-- RECORDS FOR THE TASK follows --

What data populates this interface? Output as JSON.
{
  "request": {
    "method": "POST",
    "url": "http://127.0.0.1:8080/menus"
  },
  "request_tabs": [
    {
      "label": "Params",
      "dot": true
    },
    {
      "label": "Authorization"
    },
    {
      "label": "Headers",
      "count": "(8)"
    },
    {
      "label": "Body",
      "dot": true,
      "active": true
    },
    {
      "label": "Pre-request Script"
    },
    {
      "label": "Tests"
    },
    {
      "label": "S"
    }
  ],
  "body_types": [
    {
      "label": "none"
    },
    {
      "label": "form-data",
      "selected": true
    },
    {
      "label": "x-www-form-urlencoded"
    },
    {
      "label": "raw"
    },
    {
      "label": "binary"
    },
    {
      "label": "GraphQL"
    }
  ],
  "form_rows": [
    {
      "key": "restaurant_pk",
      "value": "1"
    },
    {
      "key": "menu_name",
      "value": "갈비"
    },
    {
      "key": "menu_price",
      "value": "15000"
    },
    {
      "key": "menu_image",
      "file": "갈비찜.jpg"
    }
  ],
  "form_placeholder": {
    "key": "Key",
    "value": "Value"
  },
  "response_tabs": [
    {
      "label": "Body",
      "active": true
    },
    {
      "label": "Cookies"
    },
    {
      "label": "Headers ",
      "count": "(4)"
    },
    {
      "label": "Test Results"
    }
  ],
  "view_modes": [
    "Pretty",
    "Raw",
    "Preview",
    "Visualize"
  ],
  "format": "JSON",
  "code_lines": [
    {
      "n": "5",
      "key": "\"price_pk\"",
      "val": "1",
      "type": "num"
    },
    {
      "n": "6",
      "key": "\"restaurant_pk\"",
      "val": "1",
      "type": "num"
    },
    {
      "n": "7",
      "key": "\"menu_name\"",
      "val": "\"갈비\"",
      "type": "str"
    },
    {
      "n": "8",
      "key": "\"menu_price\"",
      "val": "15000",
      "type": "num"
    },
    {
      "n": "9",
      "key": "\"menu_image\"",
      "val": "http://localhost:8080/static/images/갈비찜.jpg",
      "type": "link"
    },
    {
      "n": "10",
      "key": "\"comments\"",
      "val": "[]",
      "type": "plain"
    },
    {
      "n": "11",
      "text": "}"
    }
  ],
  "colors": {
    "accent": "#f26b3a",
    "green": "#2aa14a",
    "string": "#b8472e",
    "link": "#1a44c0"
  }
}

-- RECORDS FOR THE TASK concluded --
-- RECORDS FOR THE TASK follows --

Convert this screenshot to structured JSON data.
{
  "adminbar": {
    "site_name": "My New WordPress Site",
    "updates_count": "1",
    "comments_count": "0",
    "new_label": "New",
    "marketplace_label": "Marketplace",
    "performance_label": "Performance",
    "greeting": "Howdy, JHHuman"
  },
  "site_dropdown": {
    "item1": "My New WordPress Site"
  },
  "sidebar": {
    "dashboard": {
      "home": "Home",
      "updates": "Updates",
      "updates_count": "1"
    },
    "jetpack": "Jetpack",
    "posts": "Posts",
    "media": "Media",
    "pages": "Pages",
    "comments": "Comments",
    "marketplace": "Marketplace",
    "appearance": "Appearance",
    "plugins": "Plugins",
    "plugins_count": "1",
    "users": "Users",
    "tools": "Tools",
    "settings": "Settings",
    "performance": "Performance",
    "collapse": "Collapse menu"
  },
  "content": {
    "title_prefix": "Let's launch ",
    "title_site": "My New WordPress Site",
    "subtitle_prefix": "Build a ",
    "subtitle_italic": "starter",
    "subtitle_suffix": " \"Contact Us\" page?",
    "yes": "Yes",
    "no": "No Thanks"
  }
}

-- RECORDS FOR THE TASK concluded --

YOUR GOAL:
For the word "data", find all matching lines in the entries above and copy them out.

EXERCISE ANSWER:
What data populates this interface? Output as JSON.
      "label": "form-data",
Convert this screenshot to structured JSON data.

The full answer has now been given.